Microsoft Anti-Phishing and Small Businesses
Microsoft has a new anti-phishing service in Internet Explorer 7 that will turn the address bar green and display the website owner’s identity when surfers visit on-line merchants previously approved as legitimate. So far, so good. But the service is only available to corporations: not to sole proprietorships, partnerships, or individuals.
Of course, if a merchant’s bar doesn’t turn green it doesn’t mean that they’re bad. It’ll be white, which indicates “no information.” There are also yellow and red indications, corresponding to “suspicious” and “known fraudulent site.” But small businesses are worried that customers will be afraid to buy from non-green sites.
That’s possible, but it’s more likely that users will learn that the marker isn’t reliable and start to ignore it.
Any white-list system like this has two sources of error. False positives, where phishers get the marker. And false negatives, where legitimate honest merchants don’t. Any system like this has to effectively deal with both.

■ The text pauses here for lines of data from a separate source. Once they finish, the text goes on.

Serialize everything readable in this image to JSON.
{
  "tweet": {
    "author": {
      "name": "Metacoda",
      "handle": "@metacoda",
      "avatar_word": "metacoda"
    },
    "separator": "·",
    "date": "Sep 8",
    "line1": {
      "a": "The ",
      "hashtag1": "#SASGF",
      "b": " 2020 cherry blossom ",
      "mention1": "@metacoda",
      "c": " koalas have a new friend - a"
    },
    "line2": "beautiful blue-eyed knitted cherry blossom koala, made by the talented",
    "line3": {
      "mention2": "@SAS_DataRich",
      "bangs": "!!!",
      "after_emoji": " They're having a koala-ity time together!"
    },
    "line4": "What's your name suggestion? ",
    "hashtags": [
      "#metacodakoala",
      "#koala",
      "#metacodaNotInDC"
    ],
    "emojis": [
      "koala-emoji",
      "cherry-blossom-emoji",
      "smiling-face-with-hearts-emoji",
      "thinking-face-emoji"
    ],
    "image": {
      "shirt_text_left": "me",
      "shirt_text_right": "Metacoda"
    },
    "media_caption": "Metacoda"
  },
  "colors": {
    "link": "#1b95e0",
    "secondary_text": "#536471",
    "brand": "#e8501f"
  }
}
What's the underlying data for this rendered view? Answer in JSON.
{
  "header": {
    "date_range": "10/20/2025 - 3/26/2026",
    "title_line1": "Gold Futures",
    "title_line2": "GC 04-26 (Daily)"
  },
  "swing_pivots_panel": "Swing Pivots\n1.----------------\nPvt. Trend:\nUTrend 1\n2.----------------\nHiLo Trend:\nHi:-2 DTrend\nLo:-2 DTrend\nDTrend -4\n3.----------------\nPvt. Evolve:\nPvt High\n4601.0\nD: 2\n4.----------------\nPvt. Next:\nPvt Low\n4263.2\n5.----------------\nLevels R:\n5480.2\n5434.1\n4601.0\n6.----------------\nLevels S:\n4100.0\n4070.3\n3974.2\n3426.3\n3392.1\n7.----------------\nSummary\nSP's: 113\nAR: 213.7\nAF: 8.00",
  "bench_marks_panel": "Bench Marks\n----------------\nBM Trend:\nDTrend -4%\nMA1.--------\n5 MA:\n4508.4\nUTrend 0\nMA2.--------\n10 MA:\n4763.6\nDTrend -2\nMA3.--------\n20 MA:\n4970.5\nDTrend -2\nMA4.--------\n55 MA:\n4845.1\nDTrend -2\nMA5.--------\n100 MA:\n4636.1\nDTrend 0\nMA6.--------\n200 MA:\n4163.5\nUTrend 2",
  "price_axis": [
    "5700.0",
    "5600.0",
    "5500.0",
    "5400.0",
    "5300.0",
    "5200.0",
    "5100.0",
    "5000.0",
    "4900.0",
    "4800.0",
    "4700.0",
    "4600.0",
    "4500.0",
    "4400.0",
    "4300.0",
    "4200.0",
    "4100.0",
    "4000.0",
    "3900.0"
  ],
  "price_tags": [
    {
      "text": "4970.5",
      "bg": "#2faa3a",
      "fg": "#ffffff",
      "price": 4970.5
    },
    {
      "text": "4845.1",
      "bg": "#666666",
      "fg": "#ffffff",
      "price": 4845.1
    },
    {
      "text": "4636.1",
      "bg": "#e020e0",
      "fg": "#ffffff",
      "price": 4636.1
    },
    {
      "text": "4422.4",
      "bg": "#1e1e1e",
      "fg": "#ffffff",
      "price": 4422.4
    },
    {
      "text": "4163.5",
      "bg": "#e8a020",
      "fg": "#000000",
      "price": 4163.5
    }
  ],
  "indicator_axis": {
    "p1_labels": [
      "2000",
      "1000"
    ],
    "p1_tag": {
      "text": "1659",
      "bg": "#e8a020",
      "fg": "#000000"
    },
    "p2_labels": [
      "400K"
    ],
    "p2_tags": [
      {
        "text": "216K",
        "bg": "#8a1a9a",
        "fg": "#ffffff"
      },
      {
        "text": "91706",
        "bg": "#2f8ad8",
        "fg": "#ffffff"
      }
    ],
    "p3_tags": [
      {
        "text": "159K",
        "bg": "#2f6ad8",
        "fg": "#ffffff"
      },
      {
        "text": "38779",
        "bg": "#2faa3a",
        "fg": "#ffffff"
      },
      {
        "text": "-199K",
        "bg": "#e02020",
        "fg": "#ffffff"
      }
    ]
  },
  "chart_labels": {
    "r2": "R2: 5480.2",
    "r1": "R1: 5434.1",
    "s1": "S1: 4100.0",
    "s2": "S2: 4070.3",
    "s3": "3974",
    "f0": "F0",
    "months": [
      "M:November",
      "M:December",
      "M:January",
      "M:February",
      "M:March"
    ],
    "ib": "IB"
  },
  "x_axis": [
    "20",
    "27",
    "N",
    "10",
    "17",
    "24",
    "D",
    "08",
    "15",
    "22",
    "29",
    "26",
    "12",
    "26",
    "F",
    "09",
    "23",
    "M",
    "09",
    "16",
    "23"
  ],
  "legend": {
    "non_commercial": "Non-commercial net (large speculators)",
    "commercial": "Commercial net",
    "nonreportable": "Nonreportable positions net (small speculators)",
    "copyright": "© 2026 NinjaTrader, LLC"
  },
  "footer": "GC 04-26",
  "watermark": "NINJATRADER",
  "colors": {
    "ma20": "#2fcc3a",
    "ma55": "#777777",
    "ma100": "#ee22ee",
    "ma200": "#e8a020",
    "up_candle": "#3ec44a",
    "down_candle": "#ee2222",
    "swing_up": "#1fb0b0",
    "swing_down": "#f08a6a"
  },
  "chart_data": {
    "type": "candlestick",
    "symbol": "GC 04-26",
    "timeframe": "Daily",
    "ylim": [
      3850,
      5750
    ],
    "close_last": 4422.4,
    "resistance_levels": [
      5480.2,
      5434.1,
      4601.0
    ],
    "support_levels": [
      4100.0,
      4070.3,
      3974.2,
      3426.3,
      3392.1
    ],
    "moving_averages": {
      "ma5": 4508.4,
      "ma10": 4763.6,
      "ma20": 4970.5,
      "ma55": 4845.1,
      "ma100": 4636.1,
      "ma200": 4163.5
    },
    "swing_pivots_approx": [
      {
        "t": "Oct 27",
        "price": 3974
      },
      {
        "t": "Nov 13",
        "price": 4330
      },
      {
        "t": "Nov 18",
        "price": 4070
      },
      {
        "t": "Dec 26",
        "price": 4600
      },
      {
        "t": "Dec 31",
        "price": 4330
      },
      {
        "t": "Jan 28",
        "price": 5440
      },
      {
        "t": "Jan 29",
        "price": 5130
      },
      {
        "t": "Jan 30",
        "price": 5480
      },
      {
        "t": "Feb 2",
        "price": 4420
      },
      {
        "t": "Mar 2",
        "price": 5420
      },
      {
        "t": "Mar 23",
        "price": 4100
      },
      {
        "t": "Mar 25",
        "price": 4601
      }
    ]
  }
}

EDITED TO ADD (12/21): Research paper: “Phinding Phish: An Evaulation of Anti-Phishing Toolbars,” by L. Cranor, S. Egleman, J. Hong, and Y. Zhang.